Among the entries below, find the lines holding "프로젝트" and copy them.

═══ Provided records ═══

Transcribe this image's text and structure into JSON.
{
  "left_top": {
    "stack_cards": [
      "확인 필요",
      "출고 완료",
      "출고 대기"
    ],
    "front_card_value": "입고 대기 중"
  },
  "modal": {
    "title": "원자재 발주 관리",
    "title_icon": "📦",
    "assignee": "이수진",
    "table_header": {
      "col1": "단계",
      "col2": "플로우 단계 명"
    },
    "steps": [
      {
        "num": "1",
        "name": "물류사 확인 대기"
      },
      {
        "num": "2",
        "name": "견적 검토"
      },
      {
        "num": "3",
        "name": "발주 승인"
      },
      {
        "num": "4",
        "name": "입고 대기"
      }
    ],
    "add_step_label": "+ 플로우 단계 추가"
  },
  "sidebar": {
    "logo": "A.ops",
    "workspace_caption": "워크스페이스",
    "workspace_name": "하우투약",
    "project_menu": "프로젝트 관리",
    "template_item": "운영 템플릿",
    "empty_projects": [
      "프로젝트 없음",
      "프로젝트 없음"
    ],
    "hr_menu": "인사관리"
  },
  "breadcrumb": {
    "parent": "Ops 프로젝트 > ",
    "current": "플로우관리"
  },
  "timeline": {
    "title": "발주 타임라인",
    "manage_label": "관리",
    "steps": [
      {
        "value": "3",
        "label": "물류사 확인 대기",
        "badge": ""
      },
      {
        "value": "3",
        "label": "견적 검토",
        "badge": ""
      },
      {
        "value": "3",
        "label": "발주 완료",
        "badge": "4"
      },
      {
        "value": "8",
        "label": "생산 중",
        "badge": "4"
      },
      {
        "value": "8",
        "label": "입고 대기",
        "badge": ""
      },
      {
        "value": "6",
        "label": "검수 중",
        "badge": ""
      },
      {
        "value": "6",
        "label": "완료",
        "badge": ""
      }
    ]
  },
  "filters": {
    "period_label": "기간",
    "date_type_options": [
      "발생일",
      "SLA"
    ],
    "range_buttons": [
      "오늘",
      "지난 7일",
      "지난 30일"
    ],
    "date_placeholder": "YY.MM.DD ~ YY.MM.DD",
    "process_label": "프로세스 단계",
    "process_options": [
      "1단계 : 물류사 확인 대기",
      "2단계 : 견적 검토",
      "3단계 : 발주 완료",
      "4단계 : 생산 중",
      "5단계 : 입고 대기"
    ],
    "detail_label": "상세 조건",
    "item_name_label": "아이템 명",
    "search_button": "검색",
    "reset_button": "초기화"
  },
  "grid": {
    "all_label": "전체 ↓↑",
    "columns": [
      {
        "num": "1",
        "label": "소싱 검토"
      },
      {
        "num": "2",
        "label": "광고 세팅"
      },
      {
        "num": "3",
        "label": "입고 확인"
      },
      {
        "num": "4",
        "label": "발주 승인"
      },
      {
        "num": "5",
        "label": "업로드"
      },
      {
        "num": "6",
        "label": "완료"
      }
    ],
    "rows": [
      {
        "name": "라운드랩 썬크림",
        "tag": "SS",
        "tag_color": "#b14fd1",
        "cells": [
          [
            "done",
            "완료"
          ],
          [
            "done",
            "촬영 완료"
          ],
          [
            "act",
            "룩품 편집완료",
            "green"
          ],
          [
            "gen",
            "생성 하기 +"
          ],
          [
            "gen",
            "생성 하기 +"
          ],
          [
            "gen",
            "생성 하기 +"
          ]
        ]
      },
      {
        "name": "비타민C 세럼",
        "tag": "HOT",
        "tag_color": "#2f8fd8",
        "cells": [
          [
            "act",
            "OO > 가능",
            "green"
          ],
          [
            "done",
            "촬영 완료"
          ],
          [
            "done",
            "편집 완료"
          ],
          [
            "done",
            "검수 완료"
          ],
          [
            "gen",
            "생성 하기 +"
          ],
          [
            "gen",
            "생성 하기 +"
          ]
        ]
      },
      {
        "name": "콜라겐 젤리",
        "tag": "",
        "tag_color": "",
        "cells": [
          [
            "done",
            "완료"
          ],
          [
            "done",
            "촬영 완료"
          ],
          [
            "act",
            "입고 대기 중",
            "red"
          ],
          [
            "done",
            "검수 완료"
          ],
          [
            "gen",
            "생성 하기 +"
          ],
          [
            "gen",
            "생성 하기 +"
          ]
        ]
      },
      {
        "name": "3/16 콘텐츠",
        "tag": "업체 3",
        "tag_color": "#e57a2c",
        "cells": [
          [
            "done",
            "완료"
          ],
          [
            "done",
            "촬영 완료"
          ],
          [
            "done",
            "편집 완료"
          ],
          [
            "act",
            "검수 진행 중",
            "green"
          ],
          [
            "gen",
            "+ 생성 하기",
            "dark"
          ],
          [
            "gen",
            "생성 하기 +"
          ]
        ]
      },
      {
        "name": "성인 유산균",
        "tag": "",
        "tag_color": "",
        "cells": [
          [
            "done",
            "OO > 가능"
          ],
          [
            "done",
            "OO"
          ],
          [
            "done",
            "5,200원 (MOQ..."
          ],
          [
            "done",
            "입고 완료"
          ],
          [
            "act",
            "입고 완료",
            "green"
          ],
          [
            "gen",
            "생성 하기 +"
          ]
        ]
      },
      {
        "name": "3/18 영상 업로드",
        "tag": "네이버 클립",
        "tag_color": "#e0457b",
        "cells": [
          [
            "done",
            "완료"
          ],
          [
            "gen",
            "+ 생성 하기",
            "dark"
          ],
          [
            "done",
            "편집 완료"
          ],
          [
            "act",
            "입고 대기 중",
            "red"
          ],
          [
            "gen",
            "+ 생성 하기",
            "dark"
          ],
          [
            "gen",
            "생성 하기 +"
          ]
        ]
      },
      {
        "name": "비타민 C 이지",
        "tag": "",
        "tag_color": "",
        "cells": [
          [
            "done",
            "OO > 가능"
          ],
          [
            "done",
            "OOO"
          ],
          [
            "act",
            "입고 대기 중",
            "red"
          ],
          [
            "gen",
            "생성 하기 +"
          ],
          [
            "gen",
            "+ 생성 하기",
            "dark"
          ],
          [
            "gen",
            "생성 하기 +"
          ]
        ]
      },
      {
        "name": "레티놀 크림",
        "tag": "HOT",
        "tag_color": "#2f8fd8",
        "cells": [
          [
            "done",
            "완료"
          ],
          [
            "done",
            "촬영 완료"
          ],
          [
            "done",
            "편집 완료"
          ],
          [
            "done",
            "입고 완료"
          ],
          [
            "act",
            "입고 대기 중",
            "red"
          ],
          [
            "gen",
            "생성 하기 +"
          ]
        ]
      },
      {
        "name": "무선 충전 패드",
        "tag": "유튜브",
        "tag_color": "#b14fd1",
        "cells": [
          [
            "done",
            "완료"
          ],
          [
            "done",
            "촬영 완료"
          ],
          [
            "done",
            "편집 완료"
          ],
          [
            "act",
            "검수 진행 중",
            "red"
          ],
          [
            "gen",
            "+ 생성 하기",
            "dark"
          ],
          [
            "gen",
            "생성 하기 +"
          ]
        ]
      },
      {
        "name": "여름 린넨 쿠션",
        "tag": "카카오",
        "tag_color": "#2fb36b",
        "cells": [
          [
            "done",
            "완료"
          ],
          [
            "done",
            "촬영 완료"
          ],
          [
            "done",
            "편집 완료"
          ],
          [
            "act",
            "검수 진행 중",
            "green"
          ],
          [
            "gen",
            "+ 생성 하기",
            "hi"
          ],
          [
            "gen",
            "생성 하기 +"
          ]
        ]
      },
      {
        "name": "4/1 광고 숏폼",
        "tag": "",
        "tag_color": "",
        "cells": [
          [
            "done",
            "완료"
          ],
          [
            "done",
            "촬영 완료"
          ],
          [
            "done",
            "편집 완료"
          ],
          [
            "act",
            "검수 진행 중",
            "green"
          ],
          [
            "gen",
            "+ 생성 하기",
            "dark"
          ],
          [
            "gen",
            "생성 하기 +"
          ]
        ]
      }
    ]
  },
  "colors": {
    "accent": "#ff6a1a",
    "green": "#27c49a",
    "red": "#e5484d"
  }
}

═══

Answer to this exercise:
    "project_menu": "프로젝트 관리",
      "프로젝트 없음",
      "프로젝트 없음"
    "parent": "Ops 프로젝트 > ",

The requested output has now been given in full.